DESCRIPTIONWhy is there a differentiated set of words for fabrics or timber in our vernacular, but only about one for plastics?
Plastic is everywhere, in bottles, packaging and many other everyday objects. Yet, not all plastics are created equal. Plastics are a large family of different materials, each with its own properties, applications, and health and environmental impacts. The Society of the Plastics Industry therefore introduced a classification system for the different types of plastics, the Resin Identification Code, which consists of a number from 1 to 7 in a triangle of chasing arrows, and can be found on most plastic products.

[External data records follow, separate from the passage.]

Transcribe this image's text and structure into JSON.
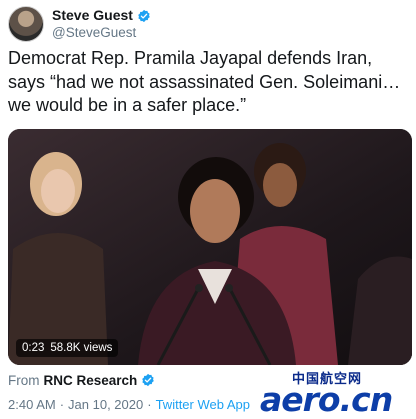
{
  "author": {
    "display_name": "Steve Guest",
    "handle": "@SteveGuest",
    "verified_icon": "verified-badge-icon"
  },
  "tweet": {
    "text": "Democrat Rep. Pramila Jayapal defends Iran, says “had we not assassinated Gen. Soleimani…we would be in a safer place.”"
  },
  "video": {
    "duration": "0:23",
    "views": "58.8K views"
  },
  "source": {
    "from_label": "From",
    "name": "RNC Research"
  },
  "meta": {
    "time": "2:40 AM",
    "separator1": "·",
    "date": "Jan 10, 2020",
    "separator2": "·",
    "app": "Twitter Web App"
  },
  "watermark": {
    "top": "中国航空网",
    "main": "aero.cn"
  },
  "colors": {
    "verified": "#1da1f2",
    "muted": "#657786",
    "link": "#1da1f2",
    "watermark": "#0d3ea8"
  }
}
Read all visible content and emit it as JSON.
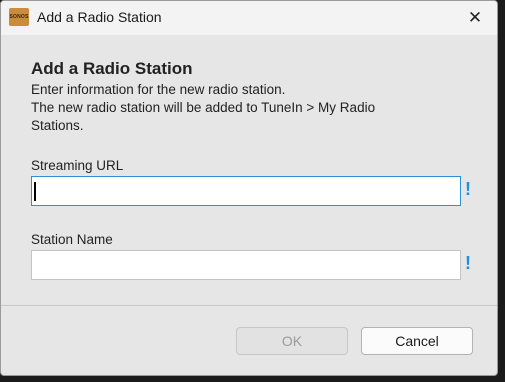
{
  "window": {
    "title": "Add a Radio Station",
    "app_icon_text": "SONOS",
    "close_glyph": "✕"
  },
  "content": {
    "heading": "Add a Radio Station",
    "description_line1": "Enter information for the new radio station.",
    "description_line2": "The new radio station will be added to TuneIn > My Radio",
    "description_line3": "Stations."
  },
  "fields": {
    "streaming_url": {
      "label": "Streaming URL",
      "value": "",
      "required_glyph": "!"
    },
    "station_name": {
      "label": "Station Name",
      "value": "",
      "required_glyph": "!"
    }
  },
  "buttons": {
    "ok": "OK",
    "cancel": "Cancel"
  },
  "colors": {
    "accent": "#1f8fe0",
    "focus_border": "#2f8fd6",
    "dialog_bg": "#e6e6e6"
  }
}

The image is part of the ongoing series “Living in the Age of Plastic”. With this project, I aim at compiling an overview of the plastic types pervasive in our daily lives. For this purpose, I stage plastic objects from my everyday life as Still Life arrangements, sorted by type of plastic. Each type is assigned a colour. A textual level provides background and consumer information. Meaning is created through the interplay of photographs, colours, symbols and texts. With this project, I want to create a visual world that expands our verbal notion of plastics. I hope to encourage viewers to be mindful of which types of plastic are part of their lives and to provide reliable information to support consumers in their purchase decisions.
Cups, cutlery, or containers for food are often made of polystyrene (PS). Unfortunately, polystyrene is a type of plastic which is not commonly recycled and should be placed in the waste bin.